• **WHAT IS NEEDED**: Comb the records below for the string "Contents" and copy each line where it turns up.

[Dataset rows describing interfaces]
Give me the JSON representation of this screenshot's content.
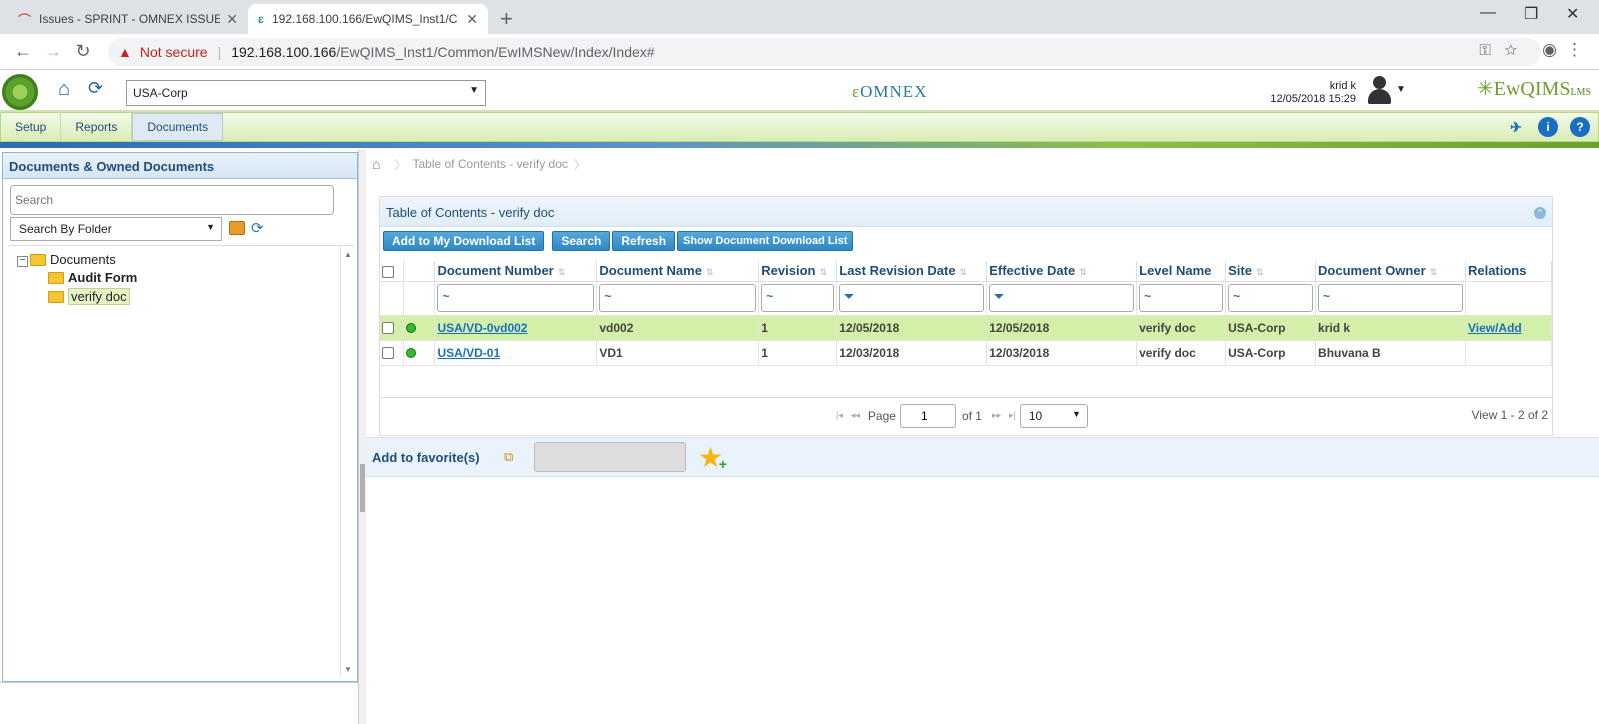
{
  "browser": {
    "tabs": [
      {
        "title": "Issues - SPRINT - OMNEX ISSUE T"
      },
      {
        "title": "192.168.100.166/EwQIMS_Inst1/C"
      }
    ],
    "not_secure": "Not secure",
    "url_host": "192.168.100.166",
    "url_path": "/EwQIMS_Inst1/Common/EwIMSNew/Index/Index#"
  },
  "header": {
    "site_select": "USA-Corp",
    "brand_center": "OMNEX",
    "user_name": "krid k",
    "user_datetime": "12/05/2018 15:29",
    "brand_right": "EwQIMS",
    "brand_right_sup": "LMS"
  },
  "menu": {
    "items": [
      {
        "label": "Setup"
      },
      {
        "label": "Reports"
      },
      {
        "label": "Documents"
      }
    ]
  },
  "left_panel": {
    "title": "Documents & Owned Documents",
    "search_placeholder": "Search",
    "filter_value": "Search By Folder",
    "tree": {
      "root": "Documents",
      "children": [
        {
          "label": "Audit Form",
          "selected": false
        },
        {
          "label": "verify doc",
          "selected": true
        }
      ]
    }
  },
  "main": {
    "breadcrumb": "Table of Contents - verify doc",
    "grid_title": "Table of Contents - verify doc",
    "buttons": {
      "add_download": "Add to My Download List",
      "search": "Search",
      "refresh": "Refresh",
      "show_download": "Show Document Download List"
    },
    "columns": [
      "Document Number",
      "Document Name",
      "Revision",
      "Last Revision Date",
      "Effective Date",
      "Level Name",
      "Site",
      "Document Owner",
      "Relations"
    ],
    "rows": [
      {
        "doc_number": "USA/VD-0vd002",
        "doc_name": "vd002",
        "revision": "1",
        "last_rev": "12/05/2018",
        "effective": "12/05/2018",
        "level": "verify doc",
        "site": "USA-Corp",
        "owner": "krid k",
        "relations": "View/Add"
      },
      {
        "doc_number": "USA/VD-01",
        "doc_name": "VD1",
        "revision": "1",
        "last_rev": "12/03/2018",
        "effective": "12/03/2018",
        "level": "verify doc",
        "site": "USA-Corp",
        "owner": "Bhuvana  B",
        "relations": ""
      }
    ],
    "pager": {
      "page_label": "Page",
      "page_value": "1",
      "of_label": "of 1",
      "page_size": "10",
      "view_info": "View 1 - 2 of 2"
    },
    "favorites_label": "Add to favorite(s)"
  }
}
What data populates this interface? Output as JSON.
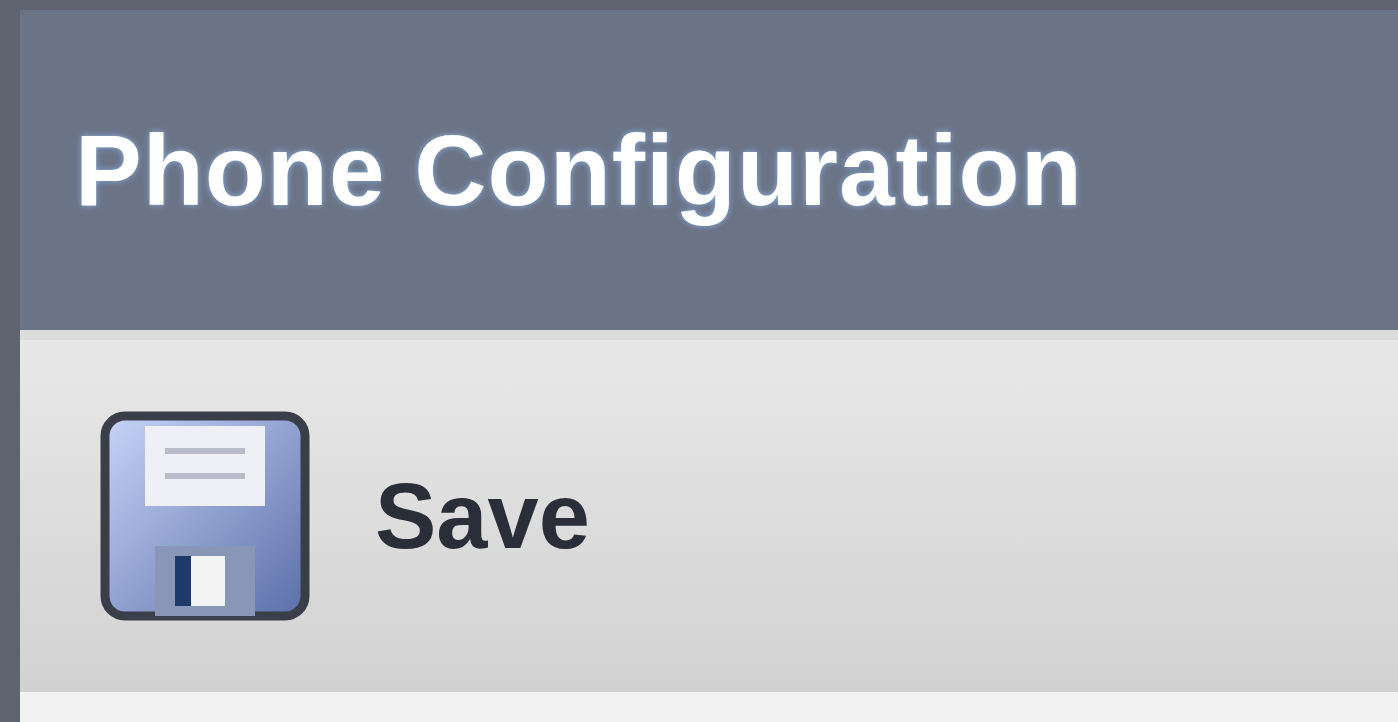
{
  "window": {
    "title": "Phone Configuration"
  },
  "toolbar": {
    "buttons": [
      {
        "label": "Save"
      }
    ]
  }
}
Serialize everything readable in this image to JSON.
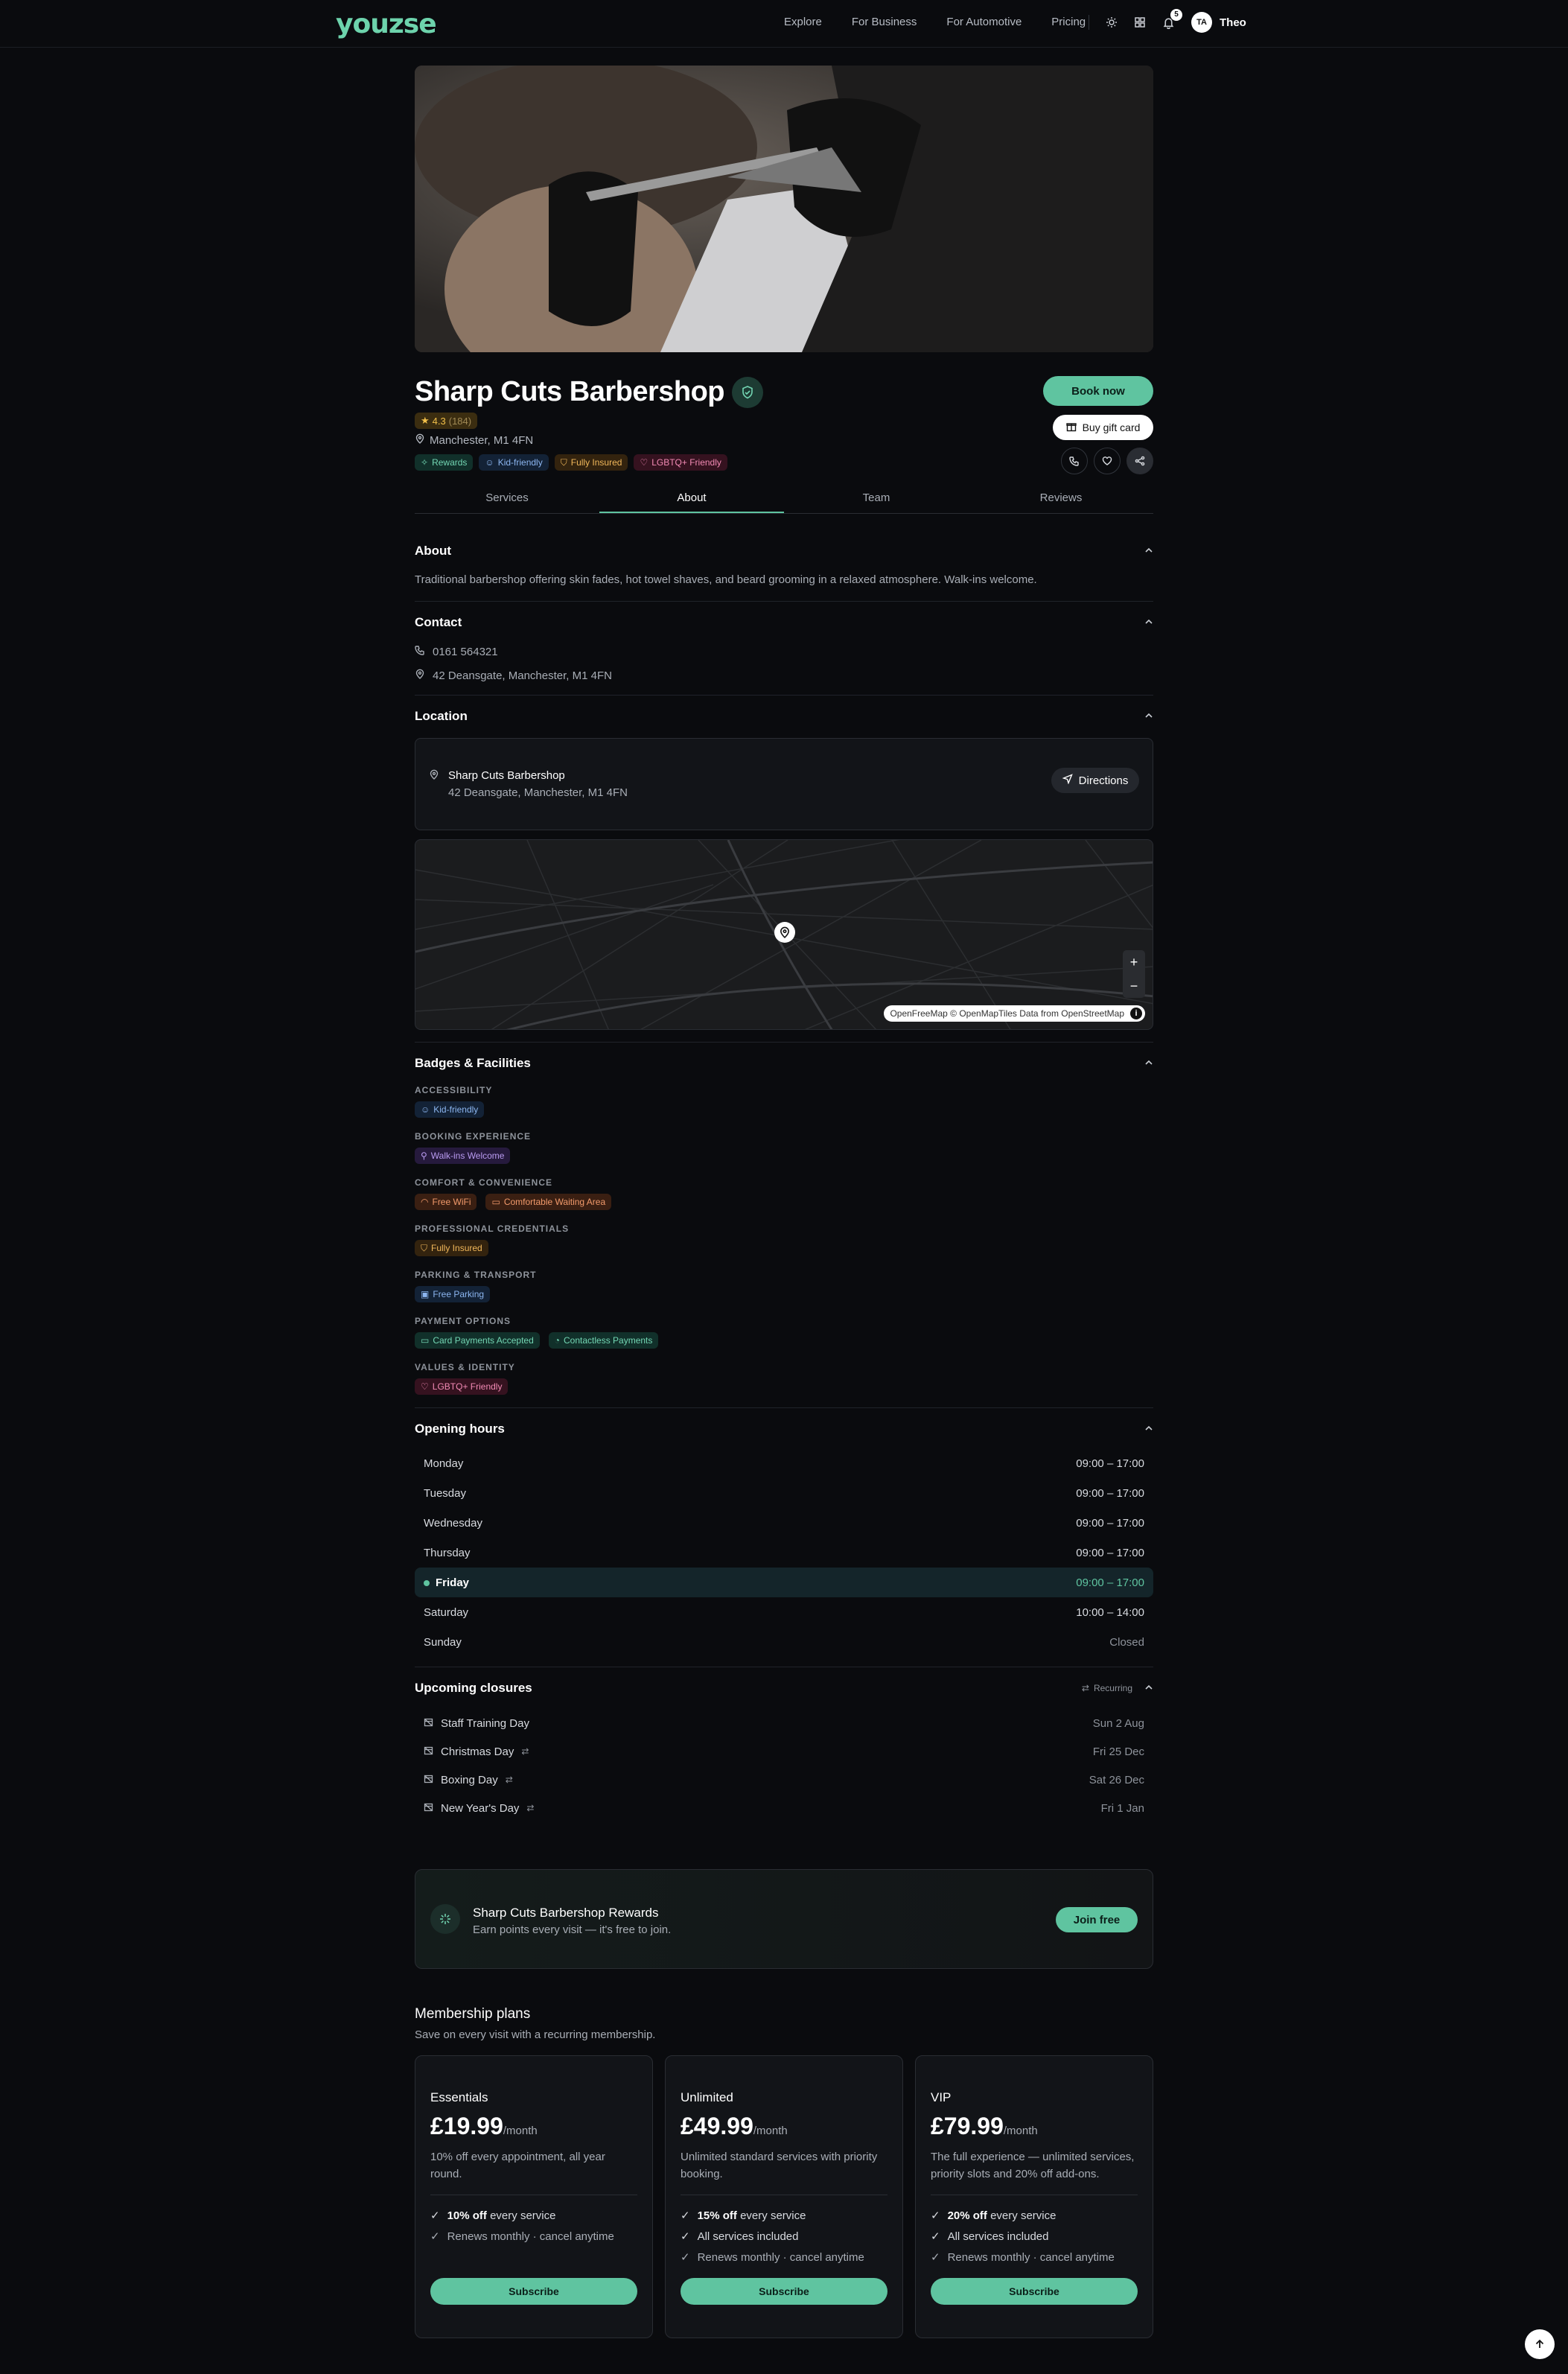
{
  "brand": "youzse",
  "nav": {
    "links": [
      "Explore",
      "For Business",
      "For Automotive",
      "Pricing"
    ],
    "notifications": "5",
    "avatar_initials": "TA",
    "user_name": "Theo"
  },
  "business": {
    "name": "Sharp Cuts Barbershop",
    "rating": "4.3",
    "review_count": "(184)",
    "location": "Manchester, M1 4FN",
    "tags": [
      "Rewards",
      "Kid-friendly",
      "Fully Insured",
      "LGBTQ+ Friendly"
    ]
  },
  "actions": {
    "book": "Book now",
    "gift": "Buy gift card"
  },
  "tabs": [
    "Services",
    "About",
    "Team",
    "Reviews"
  ],
  "active_tab": "About",
  "about": {
    "heading": "About",
    "text": "Traditional barbershop offering skin fades, hot towel shaves, and beard grooming in a relaxed atmosphere. Walk-ins welcome."
  },
  "contact": {
    "heading": "Contact",
    "phone": "0161 564321",
    "address": "42 Deansgate, Manchester, M1 4FN"
  },
  "location": {
    "heading": "Location",
    "name": "Sharp Cuts Barbershop",
    "address": "42 Deansgate, Manchester, M1 4FN",
    "directions": "Directions",
    "zoom_in": "+",
    "zoom_out": "−",
    "attribution": "OpenFreeMap © OpenMapTiles Data from OpenStreetMap",
    "attribution_info": "i"
  },
  "badges": {
    "heading": "Badges & Facilities",
    "groups": [
      {
        "title": "ACCESSIBILITY",
        "items": [
          "Kid-friendly"
        ]
      },
      {
        "title": "BOOKING EXPERIENCE",
        "items": [
          "Walk-ins Welcome"
        ]
      },
      {
        "title": "COMFORT & CONVENIENCE",
        "items": [
          "Free WiFi",
          "Comfortable Waiting Area"
        ]
      },
      {
        "title": "PROFESSIONAL CREDENTIALS",
        "items": [
          "Fully Insured"
        ]
      },
      {
        "title": "PARKING & TRANSPORT",
        "items": [
          "Free Parking"
        ]
      },
      {
        "title": "PAYMENT OPTIONS",
        "items": [
          "Card Payments Accepted",
          "Contactless Payments"
        ]
      },
      {
        "title": "VALUES & IDENTITY",
        "items": [
          "LGBTQ+ Friendly"
        ]
      }
    ]
  },
  "hours": {
    "heading": "Opening hours",
    "days": [
      {
        "day": "Monday",
        "time": "09:00 – 17:00"
      },
      {
        "day": "Tuesday",
        "time": "09:00 – 17:00"
      },
      {
        "day": "Wednesday",
        "time": "09:00 – 17:00"
      },
      {
        "day": "Thursday",
        "time": "09:00 – 17:00"
      },
      {
        "day": "Friday",
        "time": "09:00 – 17:00"
      },
      {
        "day": "Saturday",
        "time": "10:00 – 14:00"
      },
      {
        "day": "Sunday",
        "time": "Closed"
      }
    ]
  },
  "closures": {
    "heading": "Upcoming closures",
    "recurring_label": "Recurring",
    "items": [
      {
        "name": "Staff Training Day",
        "date": "Sun 2 Aug"
      },
      {
        "name": "Christmas Day",
        "date": "Fri 25 Dec"
      },
      {
        "name": "Boxing Day",
        "date": "Sat 26 Dec"
      },
      {
        "name": "New Year's Day",
        "date": "Fri 1 Jan"
      }
    ]
  },
  "rewards": {
    "title": "Sharp Cuts Barbershop Rewards",
    "subtitle": "Earn points every visit — it's free to join.",
    "button": "Join free"
  },
  "membership": {
    "heading": "Membership plans",
    "subheading": "Save on every visit with a recurring membership.",
    "plans": [
      {
        "name": "Essentials",
        "price": "£19.99",
        "period": "/month",
        "desc": "10% off every appointment, all year round.",
        "f1_bold": "10% off",
        "f1_rest": "every service",
        "f2": "Renews monthly · cancel anytime",
        "f3": "",
        "button": "Subscribe"
      },
      {
        "name": "Unlimited",
        "price": "£49.99",
        "period": "/month",
        "desc": "Unlimited standard services with priority booking.",
        "f1_bold": "15% off",
        "f1_rest": "every service",
        "f2": "All services included",
        "f3": "Renews monthly · cancel anytime",
        "button": "Subscribe"
      },
      {
        "name": "VIP",
        "price": "£79.99",
        "period": "/month",
        "desc": "The full experience — unlimited services, priority slots and 20% off add-ons.",
        "f1_bold": "20% off",
        "f1_rest": "every service",
        "f2": "All services included",
        "f3": "Renews monthly · cancel anytime",
        "button": "Subscribe"
      }
    ]
  },
  "colors": {
    "accent": "#5fc4a0",
    "background": "#0a0b0e"
  }
}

• **OUTPUT OF THE EXERCISE**:
    "breadcrumb": "Table of Contents - verify doc",
    "grid_title": "Table of Contents - verify doc",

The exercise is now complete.